(Date:4/5/2017)... -- The Allen Institute for Cell Science today announces the ... and dynamic digital window into the human cell. The ... of deep learning to create predictive models of cell ... growing suite of powerful tools. The Allen Cell Explorer ... available resources created and shared by the Allen Institute ...
Breaking Biology News(10 mins):
(Date:10/11/2017)... and LAGUNA HILLS, Calif. , Oct. ... Cancer Research, London (ICR) and University ... SKY92, SkylineDx,s prognostic tool to risk-stratify patients with multiple myeloma ... MUK nine . The University of Leeds ... partly funded by Myeloma UK, and ICR will perform the ...

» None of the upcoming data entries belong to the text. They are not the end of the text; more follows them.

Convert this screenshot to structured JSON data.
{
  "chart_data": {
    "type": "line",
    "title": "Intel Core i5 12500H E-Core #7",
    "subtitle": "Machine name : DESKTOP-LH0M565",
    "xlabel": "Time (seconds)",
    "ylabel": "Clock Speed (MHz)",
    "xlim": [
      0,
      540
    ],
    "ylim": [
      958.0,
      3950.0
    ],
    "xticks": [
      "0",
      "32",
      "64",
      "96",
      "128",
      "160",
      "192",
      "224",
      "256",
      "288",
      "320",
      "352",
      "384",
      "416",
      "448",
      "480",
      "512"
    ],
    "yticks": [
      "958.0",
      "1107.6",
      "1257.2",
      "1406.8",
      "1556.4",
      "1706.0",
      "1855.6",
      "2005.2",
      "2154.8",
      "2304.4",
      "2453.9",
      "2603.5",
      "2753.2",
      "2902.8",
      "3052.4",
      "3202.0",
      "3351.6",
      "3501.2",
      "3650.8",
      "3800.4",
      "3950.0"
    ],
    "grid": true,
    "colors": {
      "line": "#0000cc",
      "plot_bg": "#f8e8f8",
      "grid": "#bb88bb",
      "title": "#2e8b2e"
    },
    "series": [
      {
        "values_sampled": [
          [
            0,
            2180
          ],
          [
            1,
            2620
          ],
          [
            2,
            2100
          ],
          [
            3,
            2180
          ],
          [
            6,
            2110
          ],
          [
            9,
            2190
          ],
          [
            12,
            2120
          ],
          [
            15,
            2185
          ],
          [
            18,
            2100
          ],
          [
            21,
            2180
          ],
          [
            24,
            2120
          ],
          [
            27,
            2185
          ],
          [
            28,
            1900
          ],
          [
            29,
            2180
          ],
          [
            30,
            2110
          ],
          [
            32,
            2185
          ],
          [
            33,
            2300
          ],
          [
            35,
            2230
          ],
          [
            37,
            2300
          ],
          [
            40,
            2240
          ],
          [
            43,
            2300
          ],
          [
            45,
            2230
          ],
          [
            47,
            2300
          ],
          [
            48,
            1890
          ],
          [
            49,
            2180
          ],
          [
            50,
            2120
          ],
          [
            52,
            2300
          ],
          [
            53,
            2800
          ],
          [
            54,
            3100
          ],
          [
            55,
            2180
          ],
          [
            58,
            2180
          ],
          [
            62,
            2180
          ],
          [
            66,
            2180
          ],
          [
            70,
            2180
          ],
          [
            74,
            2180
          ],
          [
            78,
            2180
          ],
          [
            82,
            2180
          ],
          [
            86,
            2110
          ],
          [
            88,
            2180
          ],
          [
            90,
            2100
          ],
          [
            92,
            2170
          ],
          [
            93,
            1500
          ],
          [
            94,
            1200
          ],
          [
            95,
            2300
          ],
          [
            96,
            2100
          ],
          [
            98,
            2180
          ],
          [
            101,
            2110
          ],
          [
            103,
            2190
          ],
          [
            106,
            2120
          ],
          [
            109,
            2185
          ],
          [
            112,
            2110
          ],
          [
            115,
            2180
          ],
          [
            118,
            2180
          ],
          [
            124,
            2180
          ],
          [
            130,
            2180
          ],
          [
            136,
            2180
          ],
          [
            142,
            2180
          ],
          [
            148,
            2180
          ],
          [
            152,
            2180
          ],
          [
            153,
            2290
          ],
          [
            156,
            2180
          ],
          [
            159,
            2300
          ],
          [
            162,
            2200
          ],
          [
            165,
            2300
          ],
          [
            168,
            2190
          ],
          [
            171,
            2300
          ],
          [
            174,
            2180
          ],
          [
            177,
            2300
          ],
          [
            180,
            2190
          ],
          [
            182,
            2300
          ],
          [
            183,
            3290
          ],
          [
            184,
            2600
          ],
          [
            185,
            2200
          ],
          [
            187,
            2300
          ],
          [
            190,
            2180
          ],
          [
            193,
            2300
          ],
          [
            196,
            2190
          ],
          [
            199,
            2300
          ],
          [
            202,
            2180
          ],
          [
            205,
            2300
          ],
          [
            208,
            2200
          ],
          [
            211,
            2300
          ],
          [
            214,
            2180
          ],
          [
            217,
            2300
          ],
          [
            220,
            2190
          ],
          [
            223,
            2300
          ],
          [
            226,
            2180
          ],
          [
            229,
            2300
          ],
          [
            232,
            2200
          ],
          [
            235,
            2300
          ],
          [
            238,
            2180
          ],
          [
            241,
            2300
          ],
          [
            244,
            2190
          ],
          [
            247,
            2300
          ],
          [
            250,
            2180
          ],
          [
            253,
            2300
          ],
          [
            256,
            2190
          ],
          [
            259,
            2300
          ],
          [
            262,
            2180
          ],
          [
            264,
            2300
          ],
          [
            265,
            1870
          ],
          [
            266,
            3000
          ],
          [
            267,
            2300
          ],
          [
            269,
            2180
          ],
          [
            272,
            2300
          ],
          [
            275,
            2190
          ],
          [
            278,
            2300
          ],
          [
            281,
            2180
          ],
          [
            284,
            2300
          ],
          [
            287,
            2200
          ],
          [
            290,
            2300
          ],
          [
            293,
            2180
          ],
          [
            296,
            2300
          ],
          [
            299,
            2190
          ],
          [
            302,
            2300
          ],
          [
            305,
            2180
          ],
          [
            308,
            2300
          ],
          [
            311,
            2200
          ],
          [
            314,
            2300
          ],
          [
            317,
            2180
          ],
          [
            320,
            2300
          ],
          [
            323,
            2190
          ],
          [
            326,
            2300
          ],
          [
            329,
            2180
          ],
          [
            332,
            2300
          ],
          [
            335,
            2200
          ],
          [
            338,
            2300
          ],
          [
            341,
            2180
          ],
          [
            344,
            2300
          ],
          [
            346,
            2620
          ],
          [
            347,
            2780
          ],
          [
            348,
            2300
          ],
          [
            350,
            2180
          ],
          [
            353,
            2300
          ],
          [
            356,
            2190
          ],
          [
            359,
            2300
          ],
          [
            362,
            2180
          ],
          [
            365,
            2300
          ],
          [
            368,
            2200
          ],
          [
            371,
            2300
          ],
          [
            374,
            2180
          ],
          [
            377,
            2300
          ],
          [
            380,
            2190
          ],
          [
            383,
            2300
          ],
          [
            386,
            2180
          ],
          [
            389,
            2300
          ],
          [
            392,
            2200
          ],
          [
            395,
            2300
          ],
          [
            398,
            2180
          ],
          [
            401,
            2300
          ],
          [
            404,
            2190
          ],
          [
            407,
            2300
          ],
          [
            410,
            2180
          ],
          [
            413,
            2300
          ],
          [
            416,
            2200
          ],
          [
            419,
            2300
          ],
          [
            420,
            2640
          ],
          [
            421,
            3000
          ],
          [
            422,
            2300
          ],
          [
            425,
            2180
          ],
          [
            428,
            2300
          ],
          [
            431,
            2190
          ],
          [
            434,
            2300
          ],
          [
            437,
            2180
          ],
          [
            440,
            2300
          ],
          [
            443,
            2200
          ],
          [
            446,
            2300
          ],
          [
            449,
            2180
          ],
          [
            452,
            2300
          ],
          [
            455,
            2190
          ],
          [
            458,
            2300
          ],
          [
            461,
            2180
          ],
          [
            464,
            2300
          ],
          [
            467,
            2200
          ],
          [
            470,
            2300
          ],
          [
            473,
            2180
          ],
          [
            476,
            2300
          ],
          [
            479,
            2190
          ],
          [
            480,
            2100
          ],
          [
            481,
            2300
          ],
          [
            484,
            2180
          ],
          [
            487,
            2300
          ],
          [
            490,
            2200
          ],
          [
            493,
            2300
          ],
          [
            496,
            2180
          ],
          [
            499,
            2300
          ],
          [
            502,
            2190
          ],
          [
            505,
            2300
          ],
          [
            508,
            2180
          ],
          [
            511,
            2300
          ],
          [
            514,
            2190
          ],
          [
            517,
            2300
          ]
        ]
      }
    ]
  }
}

(Date:10/10/2017)... Los Angeles, CA (PRWEB) , ... ... ... Pharmaceuticals, Inc., a development-stage cancer-focused pharmaceutical company advancing targeted antibody-drug conjugate (ADC) ... all uses of targeted HPLN (Hybrid Polymerized Liposomal Nanoparticle), a technology developed ...
(Date:10/10/2017)... BARBARA, CALIFORNIA (PRWEB) , ... October 10, 2017 ... ... management, technological innovation and business process optimization firm for the life sciences and ... BoxWorks conference in San Francisco. , The presentation, “Automating GxP Validation ...
(Date:10/9/2017)... ... 09, 2017 , ... The Giving Tree Wellness Center announces ... needs of consumers who are incorporating medical marijuana into their wellness and health ... As operators of two successful Valley dispensaries, The Giving Tree’s two founders, Lilach ...
Breaking Biology Technology: